More information about the new Inflation Reduction Act can be found here. Your local Pierce solar panel installers are the best people to answer your questions about the new Clean Energy Credit and how it applies to you.
State & Local Solar Incentives
In addition to federal solar incentives, there are often also state ones. Rebates, tax credits and more may be available at a more local level. These incentives might be handled by your county or municipality, or by the Ohio government. Certain incentives are ongoing, while others are available for a limited time.
Next Steps for Installing Solar in Pierce
You can apply for and receive solar incentives from the federal government and the Ohio government, as well as from your local utility company. This increase in availability of solar initiatives in the past 15 years has helped greatly increase nationwide adoption of solar energy. We suggest talking to your local Pierce solar installer for more information about these incentives and to make sure that you're getting all of the money you can for your solar panels.
Best Solar Financing
Blue Raven Solar
- Industry-leading in-house financing
- Competitive pricing
- Excellent reputation
- Doesn't offer solar batteries (coming 2022)
- Price-match guarantee
- Sleek, efficient, and durable solar panels
- Best solar battery on the market
- Some reported issues with customer service
- Customer service varies by local dealer
EcoWatch's Pierce, OH Solar Incentives FAQs
How do I learn if I qualify for solar incentives?
It's a good idea to talk to your local Pierce solar installer to get an understanding of which incentives your project will qualify for. Usually, solar incentives apply to new solar panel systems installed on a property you own (in the U.S.) within a specified date range. Some incentives, such as those offered by the government of Ohio, might have other requirements.
How much will solar panels save me on my electric bill in Pierce annually?
When you add solar panels to your house in Pierce, you can expect to save about $656.67 per year, or about $12,476.79 over 20 years.
What are the top solar panel installation companies near me?
To find the top solar panel installation companies near you, take a look at our article on Pierce's top solar panel companies.
What are some of the environmental benefits of switching to solar?
You can reduce your carbon footprint by 450 pounds of CO2 a year by switching to solar panels. This adds up to roughly 9,000 pounds over 20 years. Solar is also a renewable energy source, meaning that switching your home over lessens the drain on our planet's resources.
Can I qualify for incentives both towards the initial cost of solar panels, and later as reimbursement?

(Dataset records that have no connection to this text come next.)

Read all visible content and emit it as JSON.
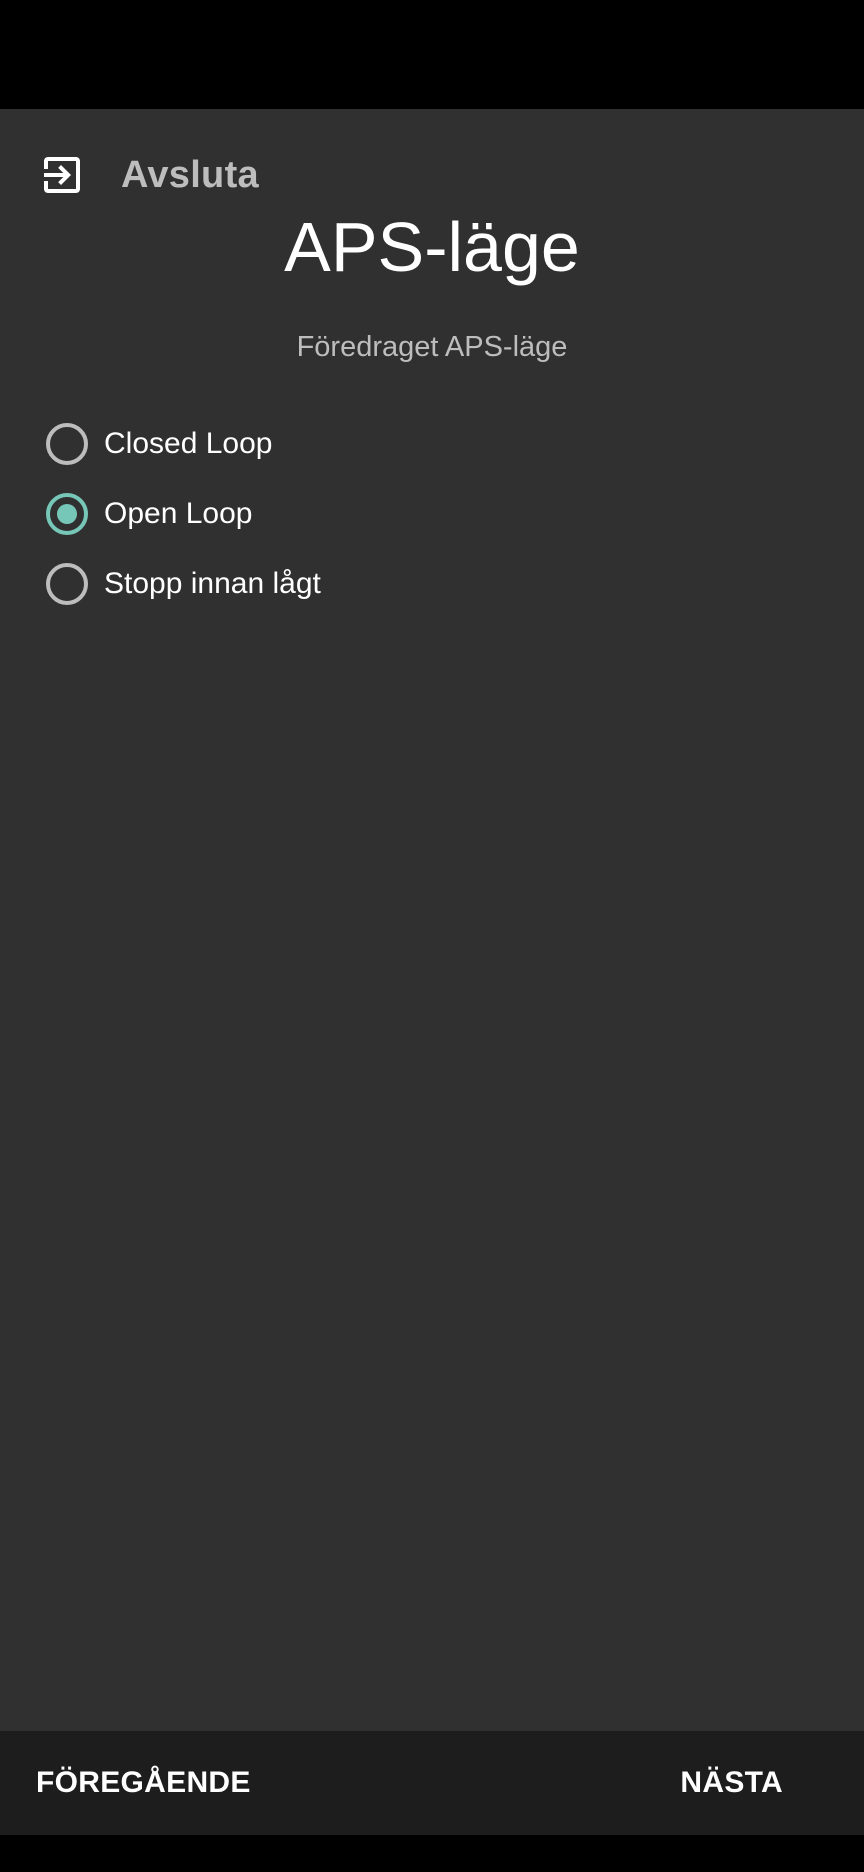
{
  "header": {
    "exit_label": "Avsluta",
    "exit_icon": "exit-to-app-icon"
  },
  "main": {
    "title": "APS-läge",
    "subtitle": "Föredraget APS-läge",
    "options": [
      {
        "label": "Closed Loop",
        "checked": false
      },
      {
        "label": "Open Loop",
        "checked": true
      },
      {
        "label": "Stopp innan lågt",
        "checked": false
      }
    ]
  },
  "footer": {
    "previous_label": "FÖREGÅENDE",
    "next_label": "NÄSTA"
  },
  "colors": {
    "background": "#303030",
    "accent": "#77c7b8",
    "bottom_bar": "#1d1d1d",
    "muted_text": "#bdbdbd"
  }
}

The order your incentives will be applied in might vary depending on which incentives you are claiming but generally yes, you can receive multiple types of incentives for your solar project. Talk with your solar installer or a local tax professional to be sure you are claiming all of the incentives you qualify for and applying them in the correct order.
Our goal is to reach as many people as we can with sensible solutions like solar energy. Our team of full-time local researchers collects solar price and installation data for every city in America then compiles it to create these digestible city guides. If you want to read our solar expert's opinion on the top solar companies featured here, follow this link.
Solar incentive research was conducted by Melissa Smith and Karsten Neumeister. Local data analysis was conducted by James Savino. See something we missed or could do better? Email the editor.